_Task directions:_ Check each line below for the word "快递信息管理", and copy those that have it.

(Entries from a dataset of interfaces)
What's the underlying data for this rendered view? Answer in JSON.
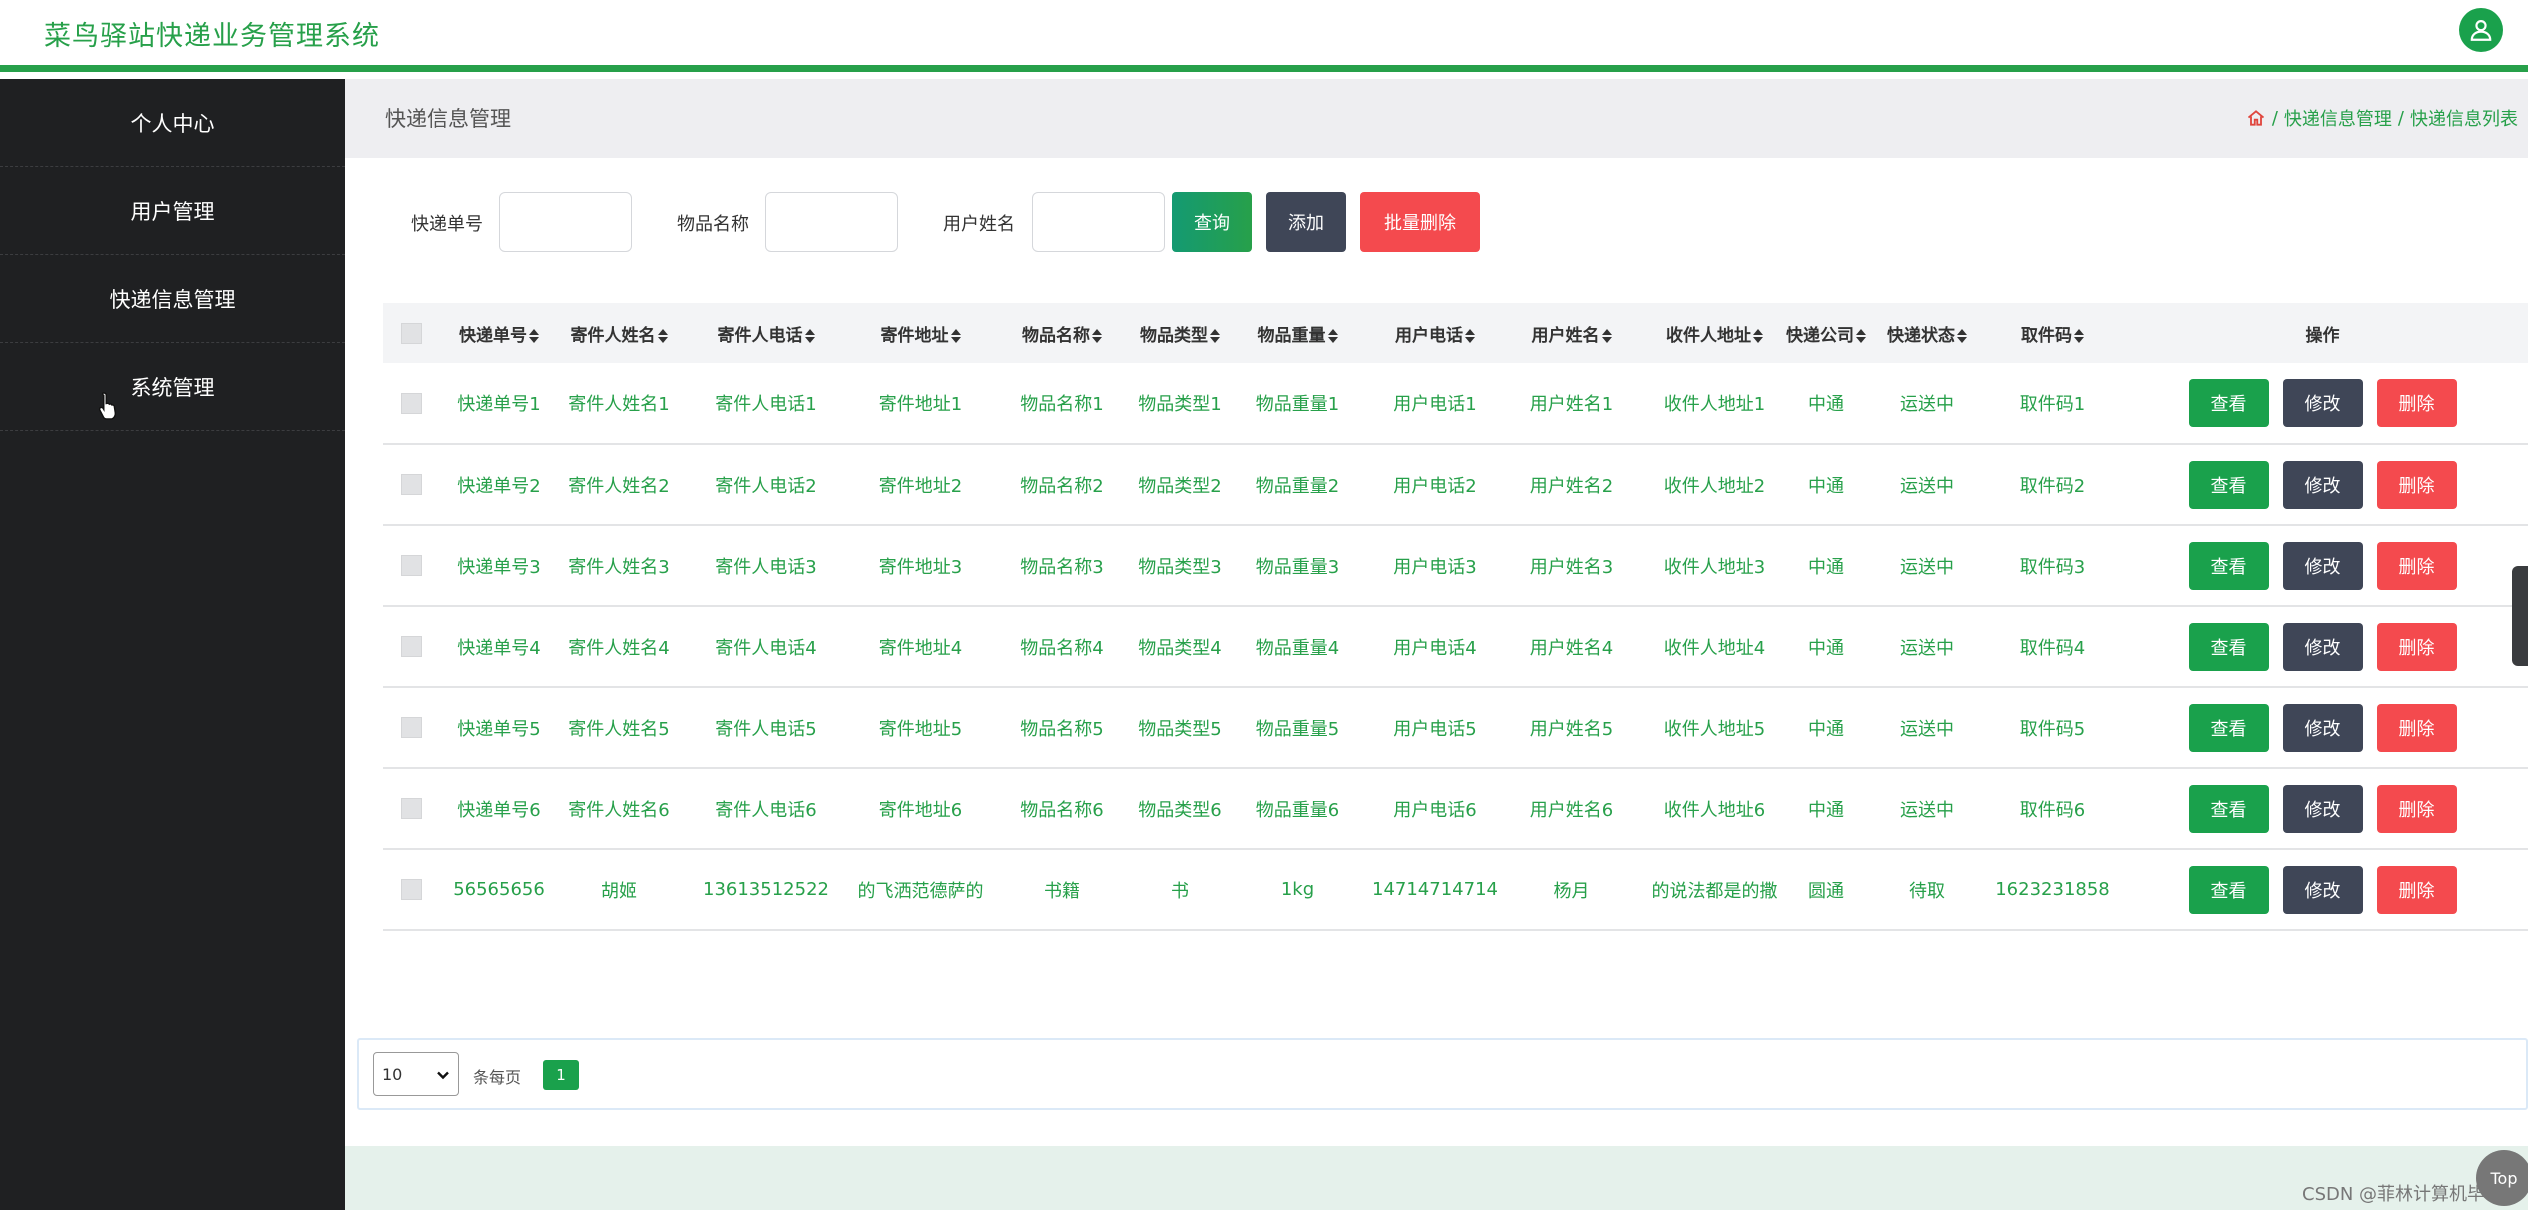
{
  "app": {
    "title": "菜鸟驿站快递业务管理系统"
  },
  "header": {
    "avatar_icon": "user-icon"
  },
  "sidebar": {
    "items": [
      {
        "label": "个人中心"
      },
      {
        "label": "用户管理"
      },
      {
        "label": "快递信息管理"
      },
      {
        "label": "系统管理"
      }
    ]
  },
  "page": {
    "heading": "快递信息管理",
    "breadcrumb": {
      "home_icon": "home-icon",
      "sep": "/",
      "level1": "快递信息管理",
      "level2": "快递信息列表"
    }
  },
  "search": {
    "tracking_label": "快递单号",
    "tracking_value": "",
    "item_name_label": "物品名称",
    "item_name_value": "",
    "user_name_label": "用户姓名",
    "user_name_value": "",
    "query_button": "查询",
    "add_button": "添加",
    "batch_delete_button": "批量删除"
  },
  "table": {
    "columns": [
      "快递单号",
      "寄件人姓名",
      "寄件人电话",
      "寄件地址",
      "物品名称",
      "物品类型",
      "物品重量",
      "用户电话",
      "用户姓名",
      "收件人地址",
      "快递公司",
      "快递状态",
      "取件码"
    ],
    "actions_header": "操作",
    "action_labels": {
      "view": "查看",
      "edit": "修改",
      "delete": "删除"
    },
    "rows": [
      [
        "快递单号1",
        "寄件人姓名1",
        "寄件人电话1",
        "寄件地址1",
        "物品名称1",
        "物品类型1",
        "物品重量1",
        "用户电话1",
        "用户姓名1",
        "收件人地址1",
        "中通",
        "运送中",
        "取件码1"
      ],
      [
        "快递单号2",
        "寄件人姓名2",
        "寄件人电话2",
        "寄件地址2",
        "物品名称2",
        "物品类型2",
        "物品重量2",
        "用户电话2",
        "用户姓名2",
        "收件人地址2",
        "中通",
        "运送中",
        "取件码2"
      ],
      [
        "快递单号3",
        "寄件人姓名3",
        "寄件人电话3",
        "寄件地址3",
        "物品名称3",
        "物品类型3",
        "物品重量3",
        "用户电话3",
        "用户姓名3",
        "收件人地址3",
        "中通",
        "运送中",
        "取件码3"
      ],
      [
        "快递单号4",
        "寄件人姓名4",
        "寄件人电话4",
        "寄件地址4",
        "物品名称4",
        "物品类型4",
        "物品重量4",
        "用户电话4",
        "用户姓名4",
        "收件人地址4",
        "中通",
        "运送中",
        "取件码4"
      ],
      [
        "快递单号5",
        "寄件人姓名5",
        "寄件人电话5",
        "寄件地址5",
        "物品名称5",
        "物品类型5",
        "物品重量5",
        "用户电话5",
        "用户姓名5",
        "收件人地址5",
        "中通",
        "运送中",
        "取件码5"
      ],
      [
        "快递单号6",
        "寄件人姓名6",
        "寄件人电话6",
        "寄件地址6",
        "物品名称6",
        "物品类型6",
        "物品重量6",
        "用户电话6",
        "用户姓名6",
        "收件人地址6",
        "中通",
        "运送中",
        "取件码6"
      ],
      [
        "56565656",
        "胡姬",
        "13613512522",
        "的飞洒范德萨的",
        "书籍",
        "书",
        "1kg",
        "14714714714",
        "杨月",
        "的说法都是的撒",
        "圆通",
        "待取",
        "1623231858"
      ]
    ]
  },
  "pagination": {
    "page_size": "10",
    "per_page_label": "条每页",
    "current_page": "1"
  },
  "watermark": "CSDN @菲林计算机毕设",
  "back_to_top": "Top",
  "colors": {
    "brand": "#27a04a",
    "sidebar": "#1f2022",
    "edit": "#3f4657",
    "danger": "#f44a4e"
  }
}
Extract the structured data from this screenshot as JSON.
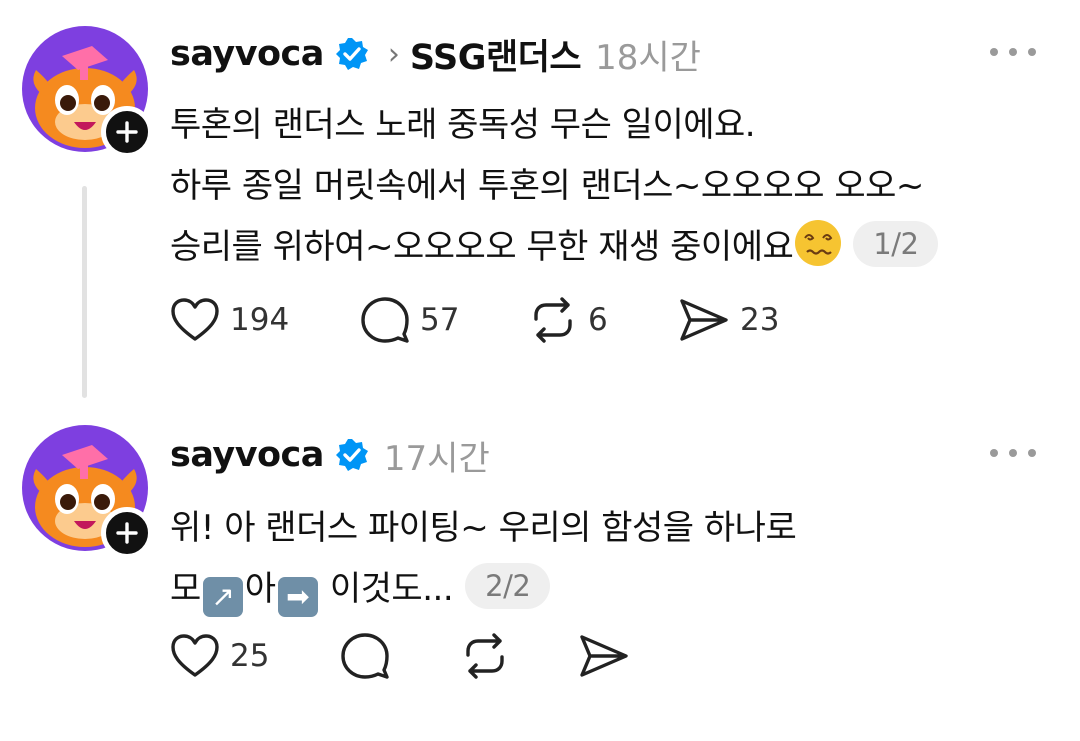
{
  "posts": [
    {
      "username": "sayvoca",
      "community": "SSG랜더스",
      "time": "18시간",
      "lines": [
        "투혼의 랜더스 노래 중독성 무슨 일이에요.",
        "하루 종일 머릿속에서 투혼의 랜더스~오오오오 오오~",
        "승리를 위하여~오오오오 무한 재생 중이에요"
      ],
      "emoji": "dizzy-face",
      "page": "1/2",
      "likes": "194",
      "comments": "57",
      "reposts": "6",
      "shares": "23"
    },
    {
      "username": "sayvoca",
      "time": "17시간",
      "line1": "위! 아 랜더스 파이팅~ 우리의 함성을 하나로",
      "line2_a": "모",
      "arrow_1": "↗",
      "line2_b": "아",
      "arrow_2": "➡",
      "line2_c": " 이것도...",
      "page": "2/2",
      "likes": "25"
    }
  ],
  "colors": {
    "verified": "#0095F6",
    "avatar_bg": "#7E3FE0",
    "character": "#F58A1F",
    "thread_line": "#E2E2E2"
  }
}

_Your response:_
        "label": "快递信息管理"
    "heading": "快递信息管理",
      "level1": "快递信息管理",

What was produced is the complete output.